    17709251050
    S2 P.Mat C 2017

    Sebelumnya, saya mohon maaf karena harus menghapus komen saya sebelumnya, dikarenakan terdapat beberapa kesalahan.

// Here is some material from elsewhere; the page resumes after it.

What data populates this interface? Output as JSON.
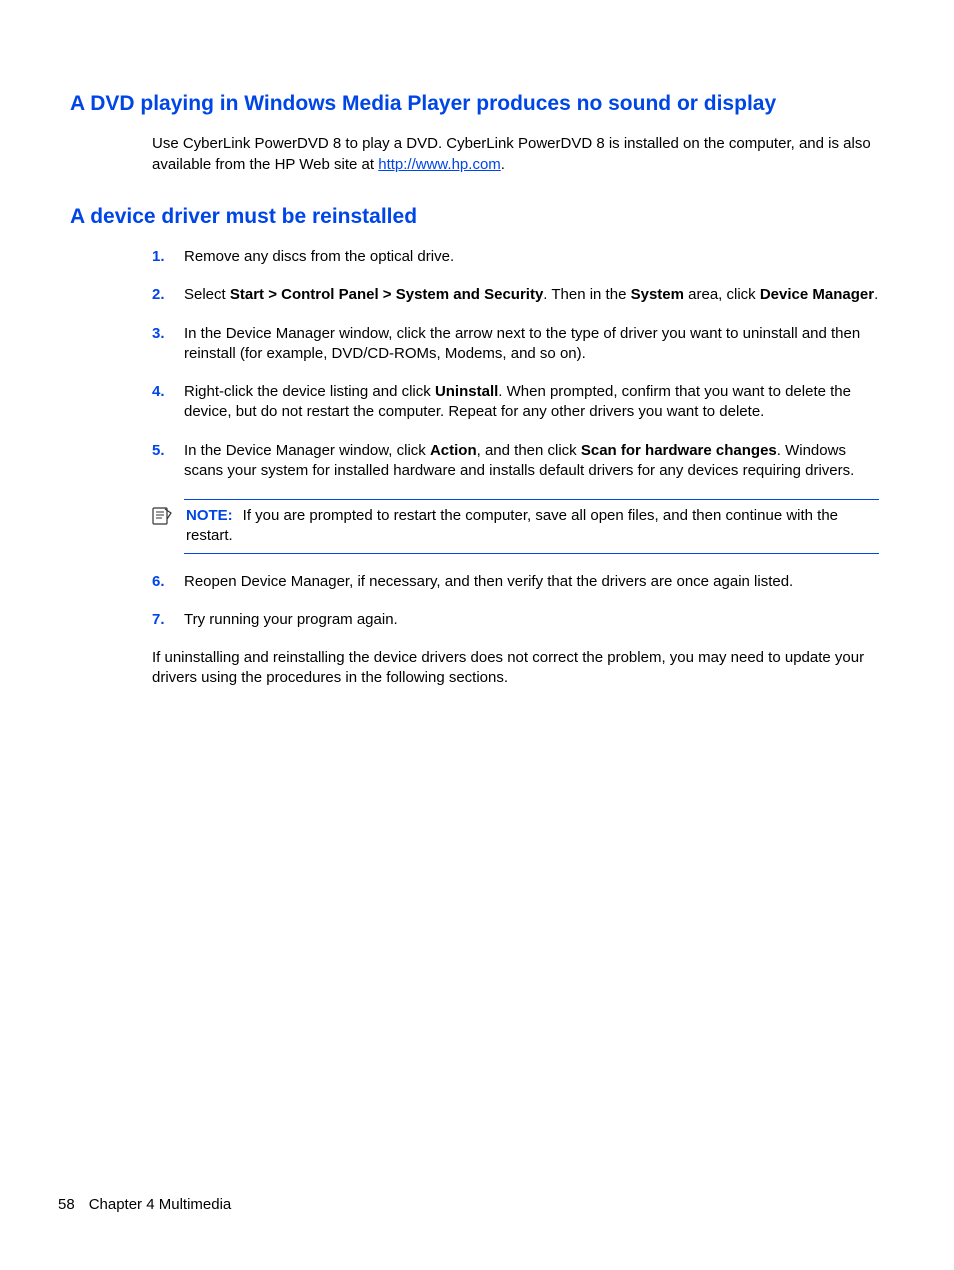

    Menurut saya, bodoh atau pintar adalah label, dan tidak seharusnya seorang guru memberikan label kepada muridnya. Tidak ada murid yang bodoh. Karena setiap murid memiliki kesukaan dan keahlian yang berbeda-beda. Bisa saja seorang murid pandai di pelajaran matematika tapi kurang bisa berkomunikasi sehingga nilai bahasanya rendah. Sebaliknya, ada murid yang nilai bahasanya tinggi namun nilai fisikanya rendah. Pertanyaan pun tidak ada yang bodoh (there is no silly question), karena pertanyaan adalah bentuk sikap kritis, ingin tahu, dan indikasi ketidaktahuan dan menuntut penjelasan. Rasa ingin tahu siswa muncul karena siswa belum mengetahui sesuatu hal, dan ketidak tahuan siswa tersebut muncul karena dia sedang berusaha untuk mempelajari sesuatu. That’s why, no matter what kind of questions our students have, let’s not judge it as a “silly question”

    ReplyDelete